I like to write about people who are different from me. I like to write about people who offend me. I've been close to a lot of people when I've seen them go through bad things and I like to write about what I've seen other people go through as well.
I assure you, Zeus and Epimetheus are the villains in my story.
Especially Zeus. I am the opposite of most people who love the Greek
Gods. I think they're all a bunch of jerks, except for Hera (unless
Hercules is involved.) I also happen to like Persephone and Hypnos a lot, for some reason. I think I hate Zeus more than any other greek
mythological character ever, which is saying a lot since Tantalus
murdered his own son and tried to feed him to the gods for dinner. I
still hate Zeus more than that.
We live in a harsh world and sometimes it's hard for me to write happy endings when I haven't seen justice occur in real life, so it's probably confusing sometimes when my characters don't have happy endings.

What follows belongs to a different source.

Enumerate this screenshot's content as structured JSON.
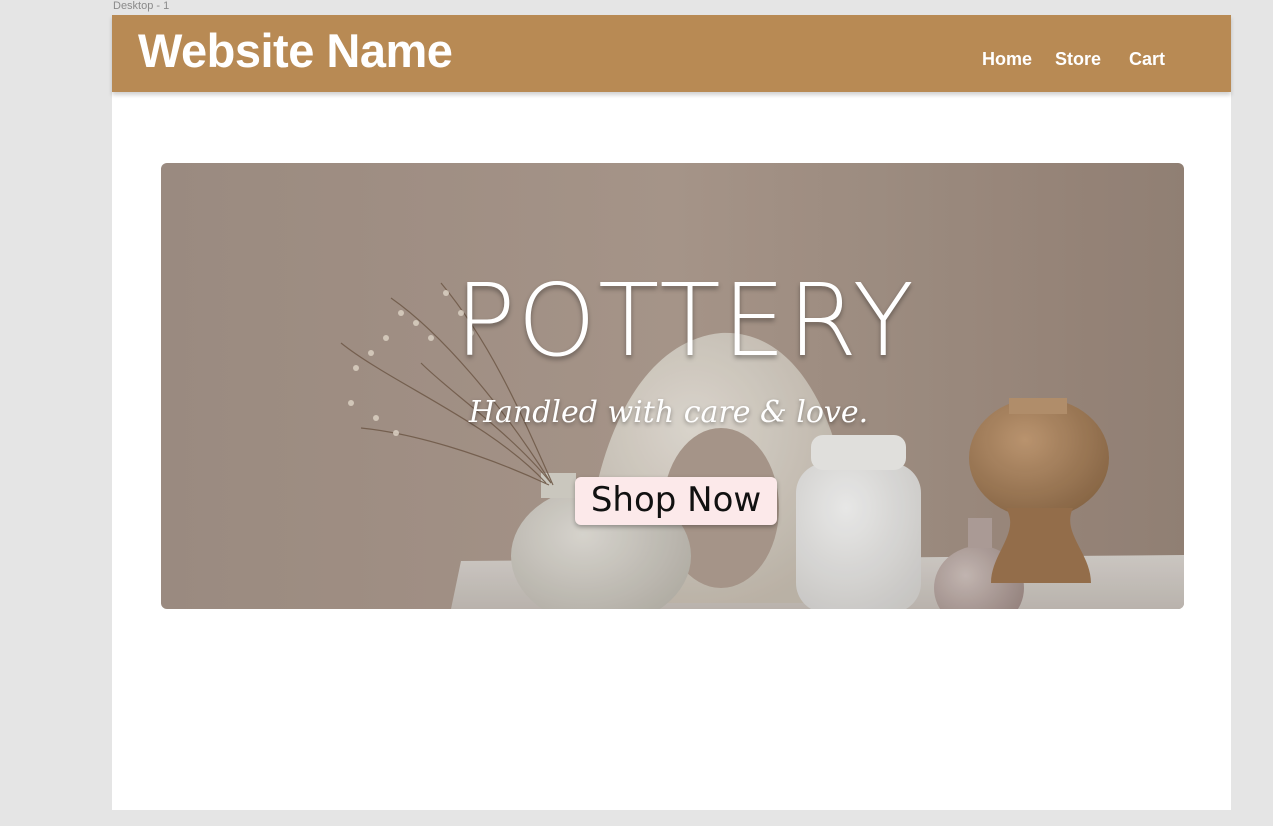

I'm working on that part of my writing, but when it comes to the greek myth books, I embrace the tragedy of stories just like the ancient greeks embraced it as well.
I don't hate conservative people. I have people on my friends list on facebook who are conservative (and who don't necessarily believe any of the things I mentioned here) and some of the closest people to me in real life are conservative people.
So I want you to know, if you were the person who left that review, I'm sorry if I triggered something for you. I don't want to be a reason why you cry or feel angry. And I just didn't feel right not saying anything about it, even if I may be unable to address reviews like this in the future.
I write things sometimes so that people who had bad experiences or did bad things in their life can have people in fiction that they can relate to. I don't pull punches when my characters are suffering and I don't always fix all of their problems. It's just how I view the world and how I view writing.
And if you don't like it, that's fine, you don't have to read my books or give me any of your money. I accept it, but I'll still be your friend on social media if you want and I hope you can understand where I am coming from.